In 1866, George N. Bernard photographed Allatoona looking north from approximately the same location is this marker. The Western & Atlantic Railroad from Atlanta to Chattanooga penetrated the Allatoona Mountain range at this point through a 175 foot deep cut. Allatoona, a small community alongside the rail, was intersected by several imported wagon roads.
The plantation residents photographed on the far left is the John Clayton (now Mooney) house. This privately owned structure looks much the same today as in the Bernard photograph. Pictured immediately left of the railroad tracks stood the Allatoona train depot. Across the tracks were the warehouses and sheds in which large quantities of Federal supplies were stored at the time of the battle. Built to defend the railroad below, the Star Ford is visible atop the hill on the left. The Tennessee wagon road winds northward up and over the hill to right. The frame house once standing on top of the right hill was used as headquarters for the 4th Minnesota Infantry Regiment garrisoned at Allatoona. During construction of the defenses, Union forces removed trees on both hill to provide a clear field of fire. Over time, heavy forest growth reclaimed most of the battlefield.

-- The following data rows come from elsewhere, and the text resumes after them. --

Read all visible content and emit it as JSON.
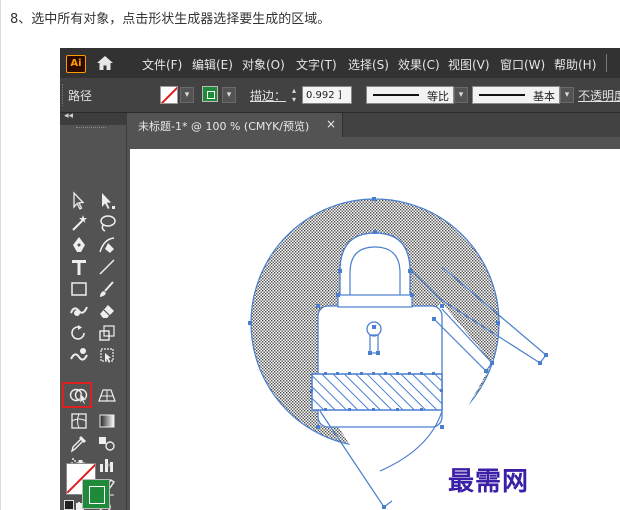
{
  "caption": "8、选中所有对象，点击形状生成器选择要生成的区域。",
  "app": {
    "logo": "Ai",
    "menu": [
      "文件(F)",
      "编辑(E)",
      "对象(O)",
      "文字(T)",
      "选择(S)",
      "效果(C)",
      "视图(V)",
      "窗口(W)",
      "帮助(H)"
    ],
    "control_bar": {
      "object_type": "路径",
      "fill_color": "#ffffff",
      "stroke_color": "#1f8b3a",
      "stroke_label": "描边：",
      "stroke_weight": "0.992 ]",
      "profile_label": "等比",
      "brush_label": "基本",
      "opacity_label": "不透明度"
    },
    "document_tab": {
      "title": "未标题-1* @ 100 % (CMYK/预览)",
      "close": "×"
    },
    "toolbar": {
      "collapse": "◂◂",
      "highlighted_tool": "shape-builder-tool"
    },
    "accent_color": "#4a7fd0",
    "highlight_color": "#e02020"
  },
  "watermark": "最需网"
}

Images of War and Life
Advances in photography shortly before the beginning of America´s War Between the States provided the public with images of battles, heroism, and death such as they had never seen before. Photographers like George Barnard, Mathew Brady, Alexander Gardner, Timothy O´ Sullivan, and George Cook worked to document the epic battles along the along with the everyday lives of both Northerners and Southerners.

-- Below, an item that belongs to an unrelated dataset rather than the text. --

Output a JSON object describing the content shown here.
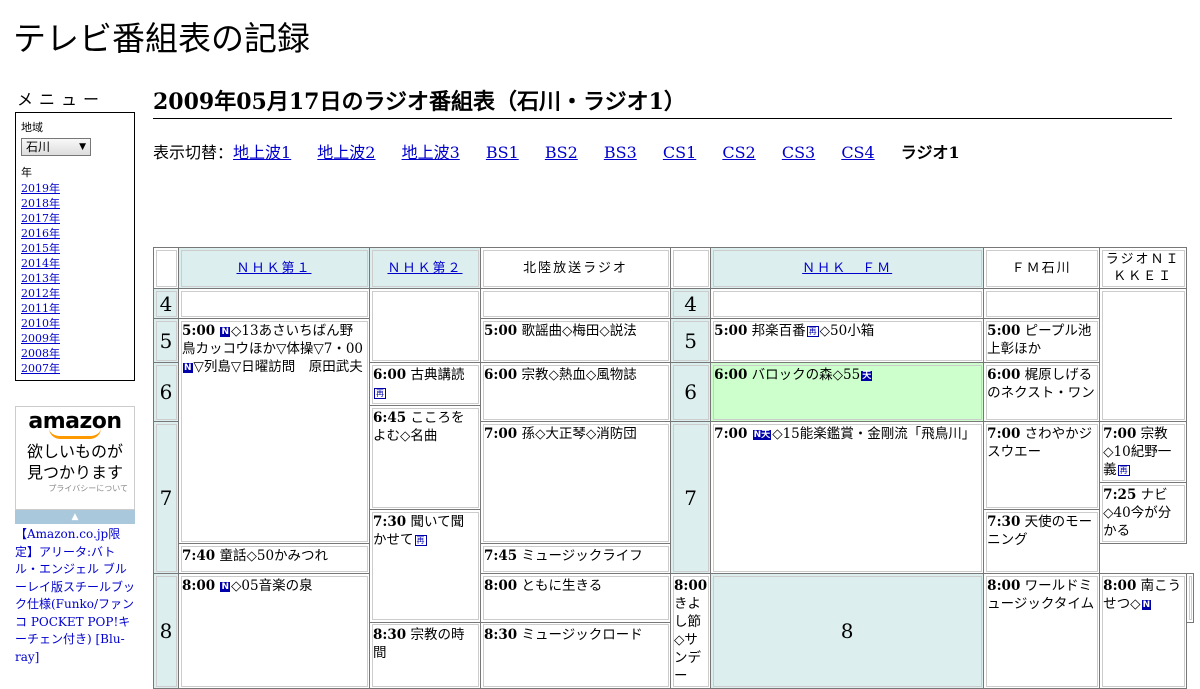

George Bernard´s famous photographs the Allatoona are the result of his role as an official photographer of the U.S. Army. Others work independently or for the various newspapers and magazines. Newspapers and magazines of that day did not yet possess the technology required for printing photographs; therefore, engravers created images from photographs and sketches. Artist, such as Alford and William Ward, Thomas Nast, and Edwin Forbes provided "Harper´s Weekly," "Harper´s New Monthly Magazine," "Frank Leslie´s Illustrated Newspaper," and "The London Illustrated News" with war images for their subscribers.